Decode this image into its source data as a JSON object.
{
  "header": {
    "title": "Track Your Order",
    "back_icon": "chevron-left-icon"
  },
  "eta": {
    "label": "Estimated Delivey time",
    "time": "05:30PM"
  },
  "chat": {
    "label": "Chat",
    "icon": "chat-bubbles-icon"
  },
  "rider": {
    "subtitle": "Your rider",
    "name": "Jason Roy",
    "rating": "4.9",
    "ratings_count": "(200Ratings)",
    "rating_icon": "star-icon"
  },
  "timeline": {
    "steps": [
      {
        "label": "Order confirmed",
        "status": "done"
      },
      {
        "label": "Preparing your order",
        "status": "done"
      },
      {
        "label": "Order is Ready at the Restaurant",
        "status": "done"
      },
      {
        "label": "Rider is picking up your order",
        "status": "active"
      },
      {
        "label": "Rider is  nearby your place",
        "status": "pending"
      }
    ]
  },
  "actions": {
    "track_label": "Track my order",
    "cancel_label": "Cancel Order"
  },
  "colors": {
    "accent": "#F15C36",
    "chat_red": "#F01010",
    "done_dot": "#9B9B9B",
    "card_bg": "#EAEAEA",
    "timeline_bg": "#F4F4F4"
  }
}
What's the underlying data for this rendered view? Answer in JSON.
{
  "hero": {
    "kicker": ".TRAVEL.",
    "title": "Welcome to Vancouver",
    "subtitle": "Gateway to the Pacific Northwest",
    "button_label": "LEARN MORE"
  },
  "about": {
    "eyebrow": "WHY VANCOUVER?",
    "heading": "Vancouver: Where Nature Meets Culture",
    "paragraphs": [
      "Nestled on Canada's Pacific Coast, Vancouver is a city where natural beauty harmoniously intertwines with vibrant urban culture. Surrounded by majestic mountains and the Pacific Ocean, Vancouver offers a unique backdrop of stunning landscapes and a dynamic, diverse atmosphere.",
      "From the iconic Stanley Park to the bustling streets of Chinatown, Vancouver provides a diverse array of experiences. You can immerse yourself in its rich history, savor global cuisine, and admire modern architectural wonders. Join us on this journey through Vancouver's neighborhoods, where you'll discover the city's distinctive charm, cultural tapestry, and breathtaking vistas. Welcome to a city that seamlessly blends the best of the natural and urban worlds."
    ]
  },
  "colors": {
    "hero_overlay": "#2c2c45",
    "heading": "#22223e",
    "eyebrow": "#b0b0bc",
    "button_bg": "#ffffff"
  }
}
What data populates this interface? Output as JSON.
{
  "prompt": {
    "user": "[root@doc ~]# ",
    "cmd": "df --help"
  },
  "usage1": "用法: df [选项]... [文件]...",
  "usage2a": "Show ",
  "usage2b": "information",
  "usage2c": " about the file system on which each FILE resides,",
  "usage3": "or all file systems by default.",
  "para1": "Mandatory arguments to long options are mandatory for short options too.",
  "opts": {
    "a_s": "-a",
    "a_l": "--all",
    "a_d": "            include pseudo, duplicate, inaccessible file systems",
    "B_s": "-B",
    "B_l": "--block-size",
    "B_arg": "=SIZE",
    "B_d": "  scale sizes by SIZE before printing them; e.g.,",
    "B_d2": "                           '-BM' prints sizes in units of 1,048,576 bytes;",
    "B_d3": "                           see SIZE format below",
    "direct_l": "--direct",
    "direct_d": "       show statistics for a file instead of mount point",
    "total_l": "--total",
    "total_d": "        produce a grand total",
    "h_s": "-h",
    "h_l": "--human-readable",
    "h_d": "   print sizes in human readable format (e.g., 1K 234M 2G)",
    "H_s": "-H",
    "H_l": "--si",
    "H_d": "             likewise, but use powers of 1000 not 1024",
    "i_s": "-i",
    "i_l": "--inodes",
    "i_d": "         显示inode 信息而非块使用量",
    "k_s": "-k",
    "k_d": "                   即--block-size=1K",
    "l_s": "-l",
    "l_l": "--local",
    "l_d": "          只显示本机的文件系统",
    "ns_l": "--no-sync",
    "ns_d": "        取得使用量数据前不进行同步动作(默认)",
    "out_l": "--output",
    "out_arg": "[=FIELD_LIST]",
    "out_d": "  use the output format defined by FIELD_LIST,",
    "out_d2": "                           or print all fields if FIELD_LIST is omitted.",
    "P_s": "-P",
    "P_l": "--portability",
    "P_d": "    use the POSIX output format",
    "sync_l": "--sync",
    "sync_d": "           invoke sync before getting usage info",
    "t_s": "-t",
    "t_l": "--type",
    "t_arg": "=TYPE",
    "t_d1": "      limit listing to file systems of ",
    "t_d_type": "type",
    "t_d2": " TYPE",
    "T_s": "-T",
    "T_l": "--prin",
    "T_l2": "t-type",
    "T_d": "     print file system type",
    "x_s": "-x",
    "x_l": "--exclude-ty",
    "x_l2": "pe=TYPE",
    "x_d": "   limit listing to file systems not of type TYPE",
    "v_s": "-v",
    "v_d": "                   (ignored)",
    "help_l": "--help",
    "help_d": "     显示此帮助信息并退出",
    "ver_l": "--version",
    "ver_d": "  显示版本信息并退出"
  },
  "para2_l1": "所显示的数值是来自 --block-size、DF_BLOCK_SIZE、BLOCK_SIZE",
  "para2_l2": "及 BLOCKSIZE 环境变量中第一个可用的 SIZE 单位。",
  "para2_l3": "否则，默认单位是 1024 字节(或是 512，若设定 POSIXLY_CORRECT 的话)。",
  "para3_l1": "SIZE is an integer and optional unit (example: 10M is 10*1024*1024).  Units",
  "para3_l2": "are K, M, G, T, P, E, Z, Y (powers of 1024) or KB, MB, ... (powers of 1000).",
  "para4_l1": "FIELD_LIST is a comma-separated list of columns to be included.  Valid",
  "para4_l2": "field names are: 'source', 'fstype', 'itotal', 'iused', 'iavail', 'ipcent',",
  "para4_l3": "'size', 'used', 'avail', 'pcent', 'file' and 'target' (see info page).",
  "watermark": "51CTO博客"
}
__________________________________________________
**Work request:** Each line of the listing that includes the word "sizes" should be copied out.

**Final answer:**
    "B_d": "  scale sizes by SIZE before printing them; e.g.,",
    "B_d2": "                           '-BM' prints sizes in units of 1,048,576 bytes;",
    "h_d": "   print sizes in human readable format (e.g., 1K 234M 2G)",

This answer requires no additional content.